From the lively city bars and clubs to lush national parks abounding with elephants and golden beaches just waiting to be enjoyed, Ghana is a dynamic destination to meet with enthusiasm and energy.
Australia: Yes - in advance
Belgium: Yes - in advance
Canada: Yes - in advance
Germany: Yes - in advance
Ireland: Yes - in advance
Netherlands: Yes - in advance
New Zealand: Yes - in advance
South Africa: Yes - in advance
Switzerland: Yes - in advance
United Kingdom: Yes - in advance
USA: Yes - in advance
Visas need to be obtained before arriving, these allow for a stay of up to 60 days and can be a single or multiple entry. A Yellow Fever certificate may be required for the application. Visas must be used within three months of the date of issue. There is a Ghana consulate in Australia, and visas can be purchased through Visalink. For Australians it will take 10 business days and cost AUD 140.00. 4 copies and 4 passport photos needed.
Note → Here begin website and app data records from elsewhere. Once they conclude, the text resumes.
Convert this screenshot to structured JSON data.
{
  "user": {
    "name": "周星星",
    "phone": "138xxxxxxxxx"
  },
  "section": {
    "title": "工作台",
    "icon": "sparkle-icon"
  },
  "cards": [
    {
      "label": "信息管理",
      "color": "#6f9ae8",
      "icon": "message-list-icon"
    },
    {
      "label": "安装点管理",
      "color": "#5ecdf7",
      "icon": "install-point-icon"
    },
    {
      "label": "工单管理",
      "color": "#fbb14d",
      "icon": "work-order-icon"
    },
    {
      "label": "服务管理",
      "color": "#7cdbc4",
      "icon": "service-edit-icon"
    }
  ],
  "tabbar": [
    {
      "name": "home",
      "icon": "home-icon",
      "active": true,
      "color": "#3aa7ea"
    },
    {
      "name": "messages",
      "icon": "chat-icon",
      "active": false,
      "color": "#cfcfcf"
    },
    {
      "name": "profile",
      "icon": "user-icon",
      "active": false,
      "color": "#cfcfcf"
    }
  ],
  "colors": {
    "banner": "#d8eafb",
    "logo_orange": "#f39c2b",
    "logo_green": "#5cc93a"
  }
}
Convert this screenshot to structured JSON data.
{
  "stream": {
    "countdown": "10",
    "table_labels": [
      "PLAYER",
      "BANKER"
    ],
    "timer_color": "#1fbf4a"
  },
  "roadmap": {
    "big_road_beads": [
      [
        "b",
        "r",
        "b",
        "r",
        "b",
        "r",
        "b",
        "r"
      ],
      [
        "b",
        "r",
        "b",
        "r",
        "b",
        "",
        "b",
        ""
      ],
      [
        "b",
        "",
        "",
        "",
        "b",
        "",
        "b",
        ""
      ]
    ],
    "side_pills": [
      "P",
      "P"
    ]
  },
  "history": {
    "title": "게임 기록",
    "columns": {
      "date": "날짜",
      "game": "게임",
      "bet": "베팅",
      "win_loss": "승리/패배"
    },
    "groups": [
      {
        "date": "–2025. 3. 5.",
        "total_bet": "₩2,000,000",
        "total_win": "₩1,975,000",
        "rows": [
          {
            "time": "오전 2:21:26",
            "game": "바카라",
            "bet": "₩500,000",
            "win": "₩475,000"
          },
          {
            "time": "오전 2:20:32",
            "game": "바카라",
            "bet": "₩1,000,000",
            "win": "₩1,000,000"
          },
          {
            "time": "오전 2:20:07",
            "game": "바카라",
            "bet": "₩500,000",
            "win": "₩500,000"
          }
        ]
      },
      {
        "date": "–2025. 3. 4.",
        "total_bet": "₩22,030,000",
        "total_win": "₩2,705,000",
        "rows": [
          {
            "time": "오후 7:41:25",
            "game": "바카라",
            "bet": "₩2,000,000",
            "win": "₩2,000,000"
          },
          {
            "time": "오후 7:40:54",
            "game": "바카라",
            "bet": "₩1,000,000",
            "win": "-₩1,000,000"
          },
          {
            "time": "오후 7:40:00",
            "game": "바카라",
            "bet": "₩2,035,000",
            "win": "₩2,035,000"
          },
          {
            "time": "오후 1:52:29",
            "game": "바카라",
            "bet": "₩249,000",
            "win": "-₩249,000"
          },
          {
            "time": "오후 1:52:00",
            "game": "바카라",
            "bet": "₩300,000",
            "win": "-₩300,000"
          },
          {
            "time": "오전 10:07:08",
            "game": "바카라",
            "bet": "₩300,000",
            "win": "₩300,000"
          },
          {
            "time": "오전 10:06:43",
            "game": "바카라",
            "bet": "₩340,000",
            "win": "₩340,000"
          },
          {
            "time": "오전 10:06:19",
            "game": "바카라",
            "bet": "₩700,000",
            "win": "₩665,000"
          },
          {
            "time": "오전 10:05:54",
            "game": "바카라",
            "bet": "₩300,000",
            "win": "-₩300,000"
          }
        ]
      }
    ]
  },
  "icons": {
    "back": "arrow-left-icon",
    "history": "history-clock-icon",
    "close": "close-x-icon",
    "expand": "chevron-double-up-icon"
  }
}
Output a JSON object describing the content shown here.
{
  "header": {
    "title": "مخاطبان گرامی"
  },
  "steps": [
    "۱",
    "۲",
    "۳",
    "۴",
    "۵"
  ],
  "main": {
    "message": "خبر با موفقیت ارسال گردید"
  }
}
If you are entering Ghana on an overland trip please contact your local embassy to do this as it's no longer possible to obtain these visas en route.
Tipping isn't mandatory or customary in Ghana, however tipping restaurant and bar staff to show your appreciation for good service is considered polite.
Travelers will be able to access the internet at cyber cafes in Ghana's large cities and towns frequented by tourists. Expect little to no internet access in remote and rural areas.
Cell phone coverage is generally available in Ghana's large cities and tourist towns. Rural and remote areas may have less network coverage. Remember to activate global roaming with your service provider before leaving home.
Ghana has a mix of squat toilets and flushable toilets. As a developing nation, expect to adjust to different levels of sanitation. Always carry your own toilet paper and hand sanitiser as these are rarely provided.
One hour in an internet café = 1-2 GHS
Street food/market snack = 2-2.50 GHS
Bottle of beer = 2-3 GHS
Meal in a cafe = 4-8 GHS
Tap water isn't considered safe for tourists to drink. For environmental reasons, try to avoid buying bottled water. Ask your leader and accommodation provider for local advice on where drinking water can be accessed. Also, avoid ice in drinks and peel fruit before eating.
Credit cards are used in Ghana, but not all establishments will accept credit. Large hotels, restaurants and tourist service providers usually accept credit cards, but expect smaller operators and shops to accept cash only. Credit card fraud is quite common in Ghana, so take necessary precautions when paying with plastic.
ATMs are relatively easy to find in Ghana's cities and areas frequented by tourists. If traveling through rural and remote areas, be aware that there will be limited access to ATMs. Visa cards are generally the best choice, since other international cards may not be accepted by ATMs in Ghana.
Absolutely. All passengers traveling with Intrepid are required to purchase travel insurance before the start of your trip. Your travel insurance details will be recorded by your leader on the first day of the trip. Due to the varying nature, availability and cost of health care around the world, travel insurance is very much an essential and necessary part of every journey.
For more information on insurance, please go to: Travel Insurance
Please note these dates are for 2017. For a current list of public holidays in Ghana go to: http://www.worldtravelguide.net/ghana/public-holidays
Intrepid is committed to traveling in a way that is respectful of local people, their culture, local economies and the environment. It's important to remember that what may be acceptable behavior, dress and language in your own country, may not be appropriate in another. Please keep this in mind while traveling.
1. Be considerate of Ghana’s customs, traditions, religion and culture.
2. Dress modestly and respectfully. Shoulders to knees should be covered, especially when entering places of worship.
3. For environmental reasons, try to avoid buying bottled water. Fill a reusable water bottle or canteen with filtered water.
4. Always dispose of litter thoughtfully, including cigarette butts.
5. When bargaining at markets, stay calm, be reasonable and keep a smile on your face. It's meant to be fun!
6. Learn some local language and don't be afraid to use it - simple greetings will help break the ice.
7. Shop for locally made products. Supporting local artisans helps keep traditional crafts alive.
8. Refrain from supporting businesses that exploit or abuse endangered animals.
9. Please ask and receive permission before taking photos of people, including children.
10. When on community visits or homestays, refrain from giving gifts or money to locals.